i. The benefits of a technique dependent on finger strength only last so long. Unless the operator’s fingers are remarkably strong, the recoil-taming effect will fade with fatigue. As for my own grip, I can feel the relatively powerful grip of having my support hand fingers arranged as recommended under the heading “Support Hand” above. Using this method, the “meat” of my hand lends its best effort. When fingers are split, so is grip strength.
ii. Digits that stick out are not conducive to gun or bodily security. If you’re in a situation where violence runs amok, chances are someone will want to grab your gun. The reduced overall strength lent by a split-finger grip, along with the presentation of a body part (an index finger) that’s now easier to grab, use as a painful lever, and the subsequent release of the gun, are enough to motivate me not to stick it out around the trigger guard.
iii. Accuracy at distance may be needed. When firing at distance, it doesn’t take much error to throw a shot off a torso-size target at 25 or 50 yards. A finger hooked around the trigger guard will almost invariably exact lateral deviation upon the muzzle, resulting in a miss, even if the deviation is slight.
Fool Around and Find Out

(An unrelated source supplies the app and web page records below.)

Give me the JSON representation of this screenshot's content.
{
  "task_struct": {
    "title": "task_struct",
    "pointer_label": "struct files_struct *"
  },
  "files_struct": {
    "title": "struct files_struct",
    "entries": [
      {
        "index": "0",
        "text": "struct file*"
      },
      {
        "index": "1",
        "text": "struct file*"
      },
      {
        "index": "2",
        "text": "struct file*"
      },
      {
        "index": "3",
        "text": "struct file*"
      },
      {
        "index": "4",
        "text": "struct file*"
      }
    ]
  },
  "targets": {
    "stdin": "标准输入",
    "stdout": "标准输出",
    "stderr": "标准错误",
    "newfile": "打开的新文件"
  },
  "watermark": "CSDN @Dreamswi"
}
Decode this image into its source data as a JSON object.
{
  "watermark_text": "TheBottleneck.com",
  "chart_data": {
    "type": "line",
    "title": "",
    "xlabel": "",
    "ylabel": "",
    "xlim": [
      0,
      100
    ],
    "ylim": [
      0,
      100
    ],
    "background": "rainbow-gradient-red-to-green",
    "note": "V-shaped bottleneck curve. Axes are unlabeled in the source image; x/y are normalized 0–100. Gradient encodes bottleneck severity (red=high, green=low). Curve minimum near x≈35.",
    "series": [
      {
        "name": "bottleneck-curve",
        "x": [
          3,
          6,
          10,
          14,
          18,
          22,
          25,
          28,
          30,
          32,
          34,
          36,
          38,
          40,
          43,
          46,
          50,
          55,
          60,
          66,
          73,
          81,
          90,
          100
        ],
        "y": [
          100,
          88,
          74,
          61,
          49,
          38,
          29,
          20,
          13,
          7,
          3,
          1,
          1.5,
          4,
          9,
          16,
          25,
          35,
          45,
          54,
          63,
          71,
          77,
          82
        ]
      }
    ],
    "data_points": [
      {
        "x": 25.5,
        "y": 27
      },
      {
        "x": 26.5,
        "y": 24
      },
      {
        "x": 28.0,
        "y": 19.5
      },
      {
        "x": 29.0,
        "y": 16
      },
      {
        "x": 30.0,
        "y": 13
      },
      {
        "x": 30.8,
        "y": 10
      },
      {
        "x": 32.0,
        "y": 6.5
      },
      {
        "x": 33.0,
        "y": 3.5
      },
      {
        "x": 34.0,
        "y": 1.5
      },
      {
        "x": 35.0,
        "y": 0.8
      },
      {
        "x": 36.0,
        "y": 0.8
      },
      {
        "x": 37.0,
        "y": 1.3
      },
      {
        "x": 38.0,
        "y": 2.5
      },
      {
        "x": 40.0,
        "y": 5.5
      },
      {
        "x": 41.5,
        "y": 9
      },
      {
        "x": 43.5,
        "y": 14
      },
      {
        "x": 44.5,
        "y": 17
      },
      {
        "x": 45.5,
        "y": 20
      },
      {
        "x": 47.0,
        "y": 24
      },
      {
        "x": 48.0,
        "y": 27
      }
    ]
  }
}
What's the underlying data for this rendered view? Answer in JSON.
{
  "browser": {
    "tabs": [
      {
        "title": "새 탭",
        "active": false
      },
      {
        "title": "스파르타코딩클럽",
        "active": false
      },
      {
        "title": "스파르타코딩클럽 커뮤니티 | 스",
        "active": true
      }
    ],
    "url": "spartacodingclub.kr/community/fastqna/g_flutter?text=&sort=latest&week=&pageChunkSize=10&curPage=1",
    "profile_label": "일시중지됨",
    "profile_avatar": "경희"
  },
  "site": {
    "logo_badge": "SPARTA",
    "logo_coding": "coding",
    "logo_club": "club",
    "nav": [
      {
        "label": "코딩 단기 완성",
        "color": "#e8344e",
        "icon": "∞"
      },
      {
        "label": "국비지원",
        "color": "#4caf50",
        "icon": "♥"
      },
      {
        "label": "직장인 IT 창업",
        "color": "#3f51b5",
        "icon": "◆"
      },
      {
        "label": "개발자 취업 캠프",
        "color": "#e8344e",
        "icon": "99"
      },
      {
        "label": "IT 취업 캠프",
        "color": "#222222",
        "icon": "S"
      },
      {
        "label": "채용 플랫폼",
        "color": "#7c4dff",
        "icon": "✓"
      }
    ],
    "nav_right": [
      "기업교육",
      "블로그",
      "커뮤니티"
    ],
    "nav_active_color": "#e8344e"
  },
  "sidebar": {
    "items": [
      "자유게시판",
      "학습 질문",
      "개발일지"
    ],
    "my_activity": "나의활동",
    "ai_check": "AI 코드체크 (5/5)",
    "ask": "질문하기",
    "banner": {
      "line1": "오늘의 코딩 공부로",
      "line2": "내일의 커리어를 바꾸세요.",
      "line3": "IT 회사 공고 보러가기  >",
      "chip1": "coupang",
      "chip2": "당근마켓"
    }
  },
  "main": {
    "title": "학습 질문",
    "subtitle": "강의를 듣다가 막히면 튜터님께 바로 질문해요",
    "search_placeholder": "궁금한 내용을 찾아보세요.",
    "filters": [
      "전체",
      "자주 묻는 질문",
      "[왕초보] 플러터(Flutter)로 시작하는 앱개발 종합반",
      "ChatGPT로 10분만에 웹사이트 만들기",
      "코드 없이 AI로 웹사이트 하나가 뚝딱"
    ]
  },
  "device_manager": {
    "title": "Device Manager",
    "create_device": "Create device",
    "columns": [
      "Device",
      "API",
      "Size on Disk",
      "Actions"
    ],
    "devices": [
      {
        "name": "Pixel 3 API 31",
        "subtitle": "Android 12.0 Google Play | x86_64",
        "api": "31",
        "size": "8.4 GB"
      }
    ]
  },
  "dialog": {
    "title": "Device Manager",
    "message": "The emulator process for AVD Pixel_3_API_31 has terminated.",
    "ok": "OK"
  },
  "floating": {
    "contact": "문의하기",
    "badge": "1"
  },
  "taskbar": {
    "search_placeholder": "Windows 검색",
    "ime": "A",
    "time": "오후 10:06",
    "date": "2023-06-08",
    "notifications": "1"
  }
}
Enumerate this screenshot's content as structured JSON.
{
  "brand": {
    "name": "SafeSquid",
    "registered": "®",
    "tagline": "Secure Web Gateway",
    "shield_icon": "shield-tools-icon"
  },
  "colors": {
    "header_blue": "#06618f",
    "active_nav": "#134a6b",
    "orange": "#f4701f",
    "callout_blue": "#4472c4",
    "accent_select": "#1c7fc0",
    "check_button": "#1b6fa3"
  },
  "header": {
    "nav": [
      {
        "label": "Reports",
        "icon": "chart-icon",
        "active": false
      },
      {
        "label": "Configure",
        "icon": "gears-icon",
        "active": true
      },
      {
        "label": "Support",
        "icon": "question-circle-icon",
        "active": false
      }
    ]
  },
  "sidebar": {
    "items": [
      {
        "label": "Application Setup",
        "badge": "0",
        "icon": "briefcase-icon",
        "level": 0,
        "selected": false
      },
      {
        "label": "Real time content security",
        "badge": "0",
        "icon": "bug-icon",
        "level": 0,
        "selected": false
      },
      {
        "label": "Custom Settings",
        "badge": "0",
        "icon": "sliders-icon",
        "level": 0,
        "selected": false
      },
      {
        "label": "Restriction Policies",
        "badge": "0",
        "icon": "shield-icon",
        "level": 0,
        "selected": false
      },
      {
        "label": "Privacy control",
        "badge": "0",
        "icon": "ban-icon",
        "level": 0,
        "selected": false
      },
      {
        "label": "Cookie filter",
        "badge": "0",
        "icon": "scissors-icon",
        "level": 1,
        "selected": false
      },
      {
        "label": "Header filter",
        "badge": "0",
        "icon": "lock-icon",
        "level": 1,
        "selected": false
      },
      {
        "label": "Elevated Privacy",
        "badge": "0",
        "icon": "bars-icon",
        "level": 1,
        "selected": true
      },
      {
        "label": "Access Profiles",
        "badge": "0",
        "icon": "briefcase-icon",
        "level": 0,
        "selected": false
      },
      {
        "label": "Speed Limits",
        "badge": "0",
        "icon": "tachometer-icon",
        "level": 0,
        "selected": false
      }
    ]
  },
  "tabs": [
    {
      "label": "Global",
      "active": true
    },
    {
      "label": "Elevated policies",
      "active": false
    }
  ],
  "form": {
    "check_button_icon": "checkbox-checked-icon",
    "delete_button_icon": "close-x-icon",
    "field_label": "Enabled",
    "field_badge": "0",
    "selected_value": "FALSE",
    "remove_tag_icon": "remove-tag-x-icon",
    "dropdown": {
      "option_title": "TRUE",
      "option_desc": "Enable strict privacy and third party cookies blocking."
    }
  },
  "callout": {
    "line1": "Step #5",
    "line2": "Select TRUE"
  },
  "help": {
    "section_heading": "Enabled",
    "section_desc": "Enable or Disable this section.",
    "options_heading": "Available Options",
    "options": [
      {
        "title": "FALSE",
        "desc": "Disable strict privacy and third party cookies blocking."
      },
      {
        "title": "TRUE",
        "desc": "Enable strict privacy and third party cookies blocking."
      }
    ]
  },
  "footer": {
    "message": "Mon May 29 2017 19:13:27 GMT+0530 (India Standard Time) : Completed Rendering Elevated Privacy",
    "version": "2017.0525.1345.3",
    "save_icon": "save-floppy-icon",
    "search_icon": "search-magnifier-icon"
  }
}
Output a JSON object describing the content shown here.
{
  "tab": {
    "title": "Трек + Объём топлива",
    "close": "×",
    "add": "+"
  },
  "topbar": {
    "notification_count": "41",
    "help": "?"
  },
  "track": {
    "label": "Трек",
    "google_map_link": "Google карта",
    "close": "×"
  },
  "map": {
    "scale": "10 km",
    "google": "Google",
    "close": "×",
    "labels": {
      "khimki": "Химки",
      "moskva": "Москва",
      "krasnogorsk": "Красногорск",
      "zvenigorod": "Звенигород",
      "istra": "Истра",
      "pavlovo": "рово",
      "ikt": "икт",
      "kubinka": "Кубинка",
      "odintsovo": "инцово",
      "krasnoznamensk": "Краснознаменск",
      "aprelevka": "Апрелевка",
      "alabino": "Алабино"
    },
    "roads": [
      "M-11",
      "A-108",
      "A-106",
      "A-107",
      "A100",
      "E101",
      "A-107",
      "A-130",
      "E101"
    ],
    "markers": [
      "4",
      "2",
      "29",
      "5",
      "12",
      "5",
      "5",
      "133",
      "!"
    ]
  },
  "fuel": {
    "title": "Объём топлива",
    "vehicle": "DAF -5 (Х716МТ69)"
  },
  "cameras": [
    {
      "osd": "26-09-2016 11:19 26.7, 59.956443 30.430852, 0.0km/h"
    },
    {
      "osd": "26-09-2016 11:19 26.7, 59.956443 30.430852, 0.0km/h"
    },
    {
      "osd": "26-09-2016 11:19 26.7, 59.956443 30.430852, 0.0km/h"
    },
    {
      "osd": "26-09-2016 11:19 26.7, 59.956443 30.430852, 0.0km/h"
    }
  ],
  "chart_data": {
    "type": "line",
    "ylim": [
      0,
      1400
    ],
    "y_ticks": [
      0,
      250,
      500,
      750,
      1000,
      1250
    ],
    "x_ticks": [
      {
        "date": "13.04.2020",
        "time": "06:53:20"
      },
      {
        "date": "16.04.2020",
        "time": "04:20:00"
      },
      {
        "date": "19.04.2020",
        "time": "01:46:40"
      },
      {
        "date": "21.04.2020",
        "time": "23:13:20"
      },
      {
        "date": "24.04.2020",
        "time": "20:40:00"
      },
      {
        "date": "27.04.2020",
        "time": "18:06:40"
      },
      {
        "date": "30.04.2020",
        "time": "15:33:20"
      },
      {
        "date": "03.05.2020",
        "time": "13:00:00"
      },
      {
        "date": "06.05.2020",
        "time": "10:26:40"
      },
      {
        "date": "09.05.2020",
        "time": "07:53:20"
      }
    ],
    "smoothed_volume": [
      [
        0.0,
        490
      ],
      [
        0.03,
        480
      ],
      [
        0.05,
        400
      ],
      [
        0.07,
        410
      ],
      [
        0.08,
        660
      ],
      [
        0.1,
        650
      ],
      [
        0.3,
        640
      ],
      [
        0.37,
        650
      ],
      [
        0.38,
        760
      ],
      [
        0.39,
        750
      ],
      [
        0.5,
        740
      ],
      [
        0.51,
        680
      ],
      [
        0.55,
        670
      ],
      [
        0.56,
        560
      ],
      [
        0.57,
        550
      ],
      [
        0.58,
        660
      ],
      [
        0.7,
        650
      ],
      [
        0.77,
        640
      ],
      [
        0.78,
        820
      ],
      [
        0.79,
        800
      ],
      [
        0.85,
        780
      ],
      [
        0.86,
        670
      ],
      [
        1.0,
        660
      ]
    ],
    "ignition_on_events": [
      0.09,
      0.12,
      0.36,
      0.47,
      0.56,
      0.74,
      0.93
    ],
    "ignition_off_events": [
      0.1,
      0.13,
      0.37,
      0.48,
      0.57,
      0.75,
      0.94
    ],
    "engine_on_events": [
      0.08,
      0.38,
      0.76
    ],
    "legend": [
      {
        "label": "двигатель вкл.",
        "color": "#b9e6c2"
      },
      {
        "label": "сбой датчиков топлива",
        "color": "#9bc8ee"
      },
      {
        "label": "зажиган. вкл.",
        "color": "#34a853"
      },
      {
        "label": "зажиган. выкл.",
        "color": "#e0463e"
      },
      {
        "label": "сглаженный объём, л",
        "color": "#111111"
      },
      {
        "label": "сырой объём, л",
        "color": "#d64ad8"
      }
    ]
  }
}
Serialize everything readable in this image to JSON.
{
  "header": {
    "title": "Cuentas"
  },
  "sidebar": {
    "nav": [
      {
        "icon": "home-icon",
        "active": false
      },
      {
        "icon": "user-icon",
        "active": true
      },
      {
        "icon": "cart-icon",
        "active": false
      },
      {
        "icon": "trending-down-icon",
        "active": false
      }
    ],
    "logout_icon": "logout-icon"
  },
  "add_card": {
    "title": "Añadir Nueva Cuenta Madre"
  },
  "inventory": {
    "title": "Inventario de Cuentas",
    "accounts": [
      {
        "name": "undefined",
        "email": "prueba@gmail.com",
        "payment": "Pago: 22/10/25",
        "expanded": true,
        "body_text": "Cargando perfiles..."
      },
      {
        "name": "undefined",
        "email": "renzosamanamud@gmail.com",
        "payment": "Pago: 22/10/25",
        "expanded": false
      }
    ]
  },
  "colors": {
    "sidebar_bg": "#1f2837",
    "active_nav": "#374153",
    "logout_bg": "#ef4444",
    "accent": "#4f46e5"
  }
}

What I’ve shared here are grip techniques that many uniformed students have told (and shown) me made the difference between being able and not being able to make the time limits on their shooting qualifications where multiple shots are required. For sure, most people don’t give the support hand enough credit for having an important job. When shooting with two hands, the support hand exerts greater pressure than the firing hand. This minimizes muzzle rise in recoil and increases overall control of the gun. And that makes for a more pleasant shooting experience and the ability to go faster if you want to.